If your tomato seedlings are not growing true leaves, then they may not be receiving the light, food or water that it needs to thrive.

Light and Temperature

A tomato seedling that doesn’t get adequate light and warmth may end up leggy or stunted. A leggy seedling has a long, thin stem because it stretches toward the light. The young plant doesn’t have the energy to put out more leaves. Ideally, keep your seedling under a bright fluorescent light, such as a shop light, for about 16 hours per day.

Tomato seedling problems can also be caused by temperature variations. A tomato seedling grows best when the temperature is 65 to 72 degrees Fahrenheit. Very hot or cold temperatures are likely to damage the seedling and slow new growth.

Appropriate Use of Fertilizer

If you planted your seedling in a potting mix, it may contain enough nutrients to sustain the plant for a few weeks. If you used sterile seed-starting medium, such as peat or coconut coir, you might need to give the plant a bit of food. Feed the plant with 1 teaspoon of an all-purpose fertilizer, such as a 15-30-15 fertilizer, diluted in 1 gallon of water.

Two evenly spaced applications of fertilizer is usually enough before moving the plant outdoors to a garden. Avoid giving the seedling too much fertilizer. Overfeeding can make a seedling spindly from rapid growth. It also may cause it to stop growing.

Too Much Water

A tomato seedling needs water to grow, but too much water actually can stunt or kill the plant. Excess water sometimes causes fungal diseases, including a condition called “damping off.” A seedling with that problem flops over or rots at the base of its stem. The damage can’t be repaired. In order to help prevent it, allow the seedling’s soil to dry out slightly before watering again. The soil should feel moist, but not soggy, to your touch. Water with clean tap water instead of stored rainwater, which can harbor fungi and bacteria.

Plant Not Growing After Transplant

It’s generally safe to move a tomato seedling to a bigger container after the plant grows its first two true leaves. Those true leaves are not the cotyledons, which are the first two leaves the seedling had when it emerged from the soil. Transplanting a seedling before it has two true leaves can cause the plant to have stunted growth.

Before transplanting, gently lift the seedling out of its container, and check its root growth. Don’t transplant the seedling if its roots are very small. Because a seedling is delicate and easily damaged during transplanting, handle it by its cotyledons to avoid damaging the stem when you move the plant.

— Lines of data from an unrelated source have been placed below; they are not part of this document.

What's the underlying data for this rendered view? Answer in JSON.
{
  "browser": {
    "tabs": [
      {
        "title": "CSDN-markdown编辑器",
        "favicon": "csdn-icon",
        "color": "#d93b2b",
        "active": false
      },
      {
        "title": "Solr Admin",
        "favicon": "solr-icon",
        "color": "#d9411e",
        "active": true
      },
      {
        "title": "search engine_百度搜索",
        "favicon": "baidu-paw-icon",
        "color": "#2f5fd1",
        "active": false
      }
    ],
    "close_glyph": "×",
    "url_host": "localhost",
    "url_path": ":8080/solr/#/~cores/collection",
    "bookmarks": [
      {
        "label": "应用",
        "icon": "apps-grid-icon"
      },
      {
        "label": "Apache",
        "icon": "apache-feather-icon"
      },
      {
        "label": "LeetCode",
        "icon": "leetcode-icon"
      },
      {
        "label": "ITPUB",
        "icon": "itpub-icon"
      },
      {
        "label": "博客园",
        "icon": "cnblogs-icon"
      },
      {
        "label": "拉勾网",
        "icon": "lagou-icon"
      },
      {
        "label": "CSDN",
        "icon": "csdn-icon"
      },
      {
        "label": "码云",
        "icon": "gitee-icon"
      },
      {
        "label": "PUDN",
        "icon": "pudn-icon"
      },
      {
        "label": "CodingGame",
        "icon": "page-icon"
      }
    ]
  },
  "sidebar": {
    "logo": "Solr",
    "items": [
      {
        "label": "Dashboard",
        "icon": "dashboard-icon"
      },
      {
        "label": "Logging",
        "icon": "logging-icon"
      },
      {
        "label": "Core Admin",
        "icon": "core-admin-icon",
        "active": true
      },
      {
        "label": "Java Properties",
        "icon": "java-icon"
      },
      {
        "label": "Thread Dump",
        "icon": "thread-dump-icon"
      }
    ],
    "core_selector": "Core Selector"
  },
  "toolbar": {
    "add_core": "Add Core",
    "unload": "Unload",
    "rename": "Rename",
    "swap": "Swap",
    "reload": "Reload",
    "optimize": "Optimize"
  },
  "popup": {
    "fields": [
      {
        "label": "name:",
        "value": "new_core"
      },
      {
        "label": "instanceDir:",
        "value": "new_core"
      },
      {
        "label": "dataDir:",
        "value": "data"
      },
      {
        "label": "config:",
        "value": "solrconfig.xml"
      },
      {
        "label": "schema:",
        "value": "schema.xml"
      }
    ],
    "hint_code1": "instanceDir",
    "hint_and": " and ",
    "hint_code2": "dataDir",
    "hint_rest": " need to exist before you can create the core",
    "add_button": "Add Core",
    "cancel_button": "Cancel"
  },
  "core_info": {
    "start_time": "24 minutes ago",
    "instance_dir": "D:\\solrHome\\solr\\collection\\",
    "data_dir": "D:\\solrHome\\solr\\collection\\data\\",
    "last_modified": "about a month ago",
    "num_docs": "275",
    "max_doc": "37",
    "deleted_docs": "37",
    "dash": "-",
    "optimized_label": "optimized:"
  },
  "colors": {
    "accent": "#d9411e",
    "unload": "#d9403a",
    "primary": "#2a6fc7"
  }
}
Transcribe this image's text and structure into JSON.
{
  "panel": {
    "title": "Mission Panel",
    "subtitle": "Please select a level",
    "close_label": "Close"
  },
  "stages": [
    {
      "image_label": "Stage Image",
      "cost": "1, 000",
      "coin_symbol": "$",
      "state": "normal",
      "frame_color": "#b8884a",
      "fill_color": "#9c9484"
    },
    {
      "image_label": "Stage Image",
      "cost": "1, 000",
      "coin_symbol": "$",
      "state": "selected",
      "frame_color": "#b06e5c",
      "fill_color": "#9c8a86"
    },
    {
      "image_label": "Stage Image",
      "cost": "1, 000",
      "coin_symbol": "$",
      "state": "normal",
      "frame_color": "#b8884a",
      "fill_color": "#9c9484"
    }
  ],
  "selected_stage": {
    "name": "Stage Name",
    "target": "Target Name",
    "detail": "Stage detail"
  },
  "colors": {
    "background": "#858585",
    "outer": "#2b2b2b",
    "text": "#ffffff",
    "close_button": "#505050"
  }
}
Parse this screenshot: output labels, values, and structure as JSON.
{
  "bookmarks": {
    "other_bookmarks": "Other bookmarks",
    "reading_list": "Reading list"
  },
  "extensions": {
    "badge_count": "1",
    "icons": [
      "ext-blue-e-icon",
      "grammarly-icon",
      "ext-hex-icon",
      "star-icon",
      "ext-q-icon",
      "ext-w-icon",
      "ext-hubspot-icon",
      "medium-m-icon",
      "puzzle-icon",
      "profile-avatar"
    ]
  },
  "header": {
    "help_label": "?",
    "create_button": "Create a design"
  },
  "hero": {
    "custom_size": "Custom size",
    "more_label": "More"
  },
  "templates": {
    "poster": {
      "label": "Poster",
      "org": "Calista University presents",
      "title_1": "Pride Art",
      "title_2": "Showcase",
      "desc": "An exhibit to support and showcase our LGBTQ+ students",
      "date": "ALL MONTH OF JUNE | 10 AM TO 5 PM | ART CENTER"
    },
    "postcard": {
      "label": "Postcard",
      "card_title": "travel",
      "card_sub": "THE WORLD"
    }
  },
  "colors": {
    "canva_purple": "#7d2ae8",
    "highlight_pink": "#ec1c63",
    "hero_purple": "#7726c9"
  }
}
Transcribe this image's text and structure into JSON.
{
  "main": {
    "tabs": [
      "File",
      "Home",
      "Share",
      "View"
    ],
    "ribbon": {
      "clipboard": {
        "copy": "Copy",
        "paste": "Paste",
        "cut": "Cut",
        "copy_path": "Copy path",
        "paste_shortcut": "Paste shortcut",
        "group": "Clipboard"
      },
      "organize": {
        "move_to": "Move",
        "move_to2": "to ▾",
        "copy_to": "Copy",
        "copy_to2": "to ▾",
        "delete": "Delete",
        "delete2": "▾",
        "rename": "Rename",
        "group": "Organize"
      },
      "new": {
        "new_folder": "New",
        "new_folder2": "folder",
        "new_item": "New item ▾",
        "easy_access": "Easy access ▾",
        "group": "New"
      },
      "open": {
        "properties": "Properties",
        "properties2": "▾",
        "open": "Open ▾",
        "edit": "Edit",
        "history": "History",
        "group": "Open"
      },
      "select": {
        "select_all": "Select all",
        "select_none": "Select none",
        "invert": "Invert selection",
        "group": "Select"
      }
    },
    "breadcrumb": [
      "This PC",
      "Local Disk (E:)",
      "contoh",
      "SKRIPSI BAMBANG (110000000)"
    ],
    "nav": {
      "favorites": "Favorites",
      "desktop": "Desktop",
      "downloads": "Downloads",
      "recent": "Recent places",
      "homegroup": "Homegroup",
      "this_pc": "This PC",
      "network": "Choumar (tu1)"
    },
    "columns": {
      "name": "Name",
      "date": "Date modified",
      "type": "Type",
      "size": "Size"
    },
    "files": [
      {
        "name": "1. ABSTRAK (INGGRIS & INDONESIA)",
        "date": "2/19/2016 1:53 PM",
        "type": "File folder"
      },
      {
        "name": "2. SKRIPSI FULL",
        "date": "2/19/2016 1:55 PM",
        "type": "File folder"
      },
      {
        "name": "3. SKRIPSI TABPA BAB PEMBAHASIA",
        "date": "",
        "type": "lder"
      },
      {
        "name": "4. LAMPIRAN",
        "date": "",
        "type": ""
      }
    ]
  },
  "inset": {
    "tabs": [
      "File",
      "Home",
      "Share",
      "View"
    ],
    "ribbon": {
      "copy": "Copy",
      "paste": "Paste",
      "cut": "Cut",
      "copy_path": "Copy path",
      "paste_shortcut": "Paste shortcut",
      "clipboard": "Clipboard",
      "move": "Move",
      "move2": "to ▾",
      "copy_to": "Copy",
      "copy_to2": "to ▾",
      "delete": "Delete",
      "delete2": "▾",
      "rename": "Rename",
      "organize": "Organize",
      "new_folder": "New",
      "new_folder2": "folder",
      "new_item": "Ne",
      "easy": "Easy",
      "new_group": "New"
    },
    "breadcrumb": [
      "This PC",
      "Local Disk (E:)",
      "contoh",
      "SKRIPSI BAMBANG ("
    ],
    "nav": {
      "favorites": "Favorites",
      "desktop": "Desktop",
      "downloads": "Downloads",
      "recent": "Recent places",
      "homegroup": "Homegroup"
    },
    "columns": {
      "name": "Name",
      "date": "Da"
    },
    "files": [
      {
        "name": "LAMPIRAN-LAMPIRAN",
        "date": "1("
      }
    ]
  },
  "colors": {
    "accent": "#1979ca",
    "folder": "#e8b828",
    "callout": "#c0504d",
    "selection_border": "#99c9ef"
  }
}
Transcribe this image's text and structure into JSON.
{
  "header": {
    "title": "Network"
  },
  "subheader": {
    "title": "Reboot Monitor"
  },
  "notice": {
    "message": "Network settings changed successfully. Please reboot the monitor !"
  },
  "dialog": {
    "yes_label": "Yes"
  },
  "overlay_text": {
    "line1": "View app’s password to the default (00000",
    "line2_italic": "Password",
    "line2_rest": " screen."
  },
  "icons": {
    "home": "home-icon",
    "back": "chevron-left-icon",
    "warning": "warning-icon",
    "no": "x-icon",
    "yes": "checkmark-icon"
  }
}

Why Does My Tomato Seedling Stop Growing with 2 Leaves?. Tomato plants (Lycopersicon esculentum) offer fruits that burst with rich flavor. Growing the plants from seeds, however, is much less expensive than buying them from a nursery. After the seeds germinate, the seedlings emerge from soil and have a pair of small …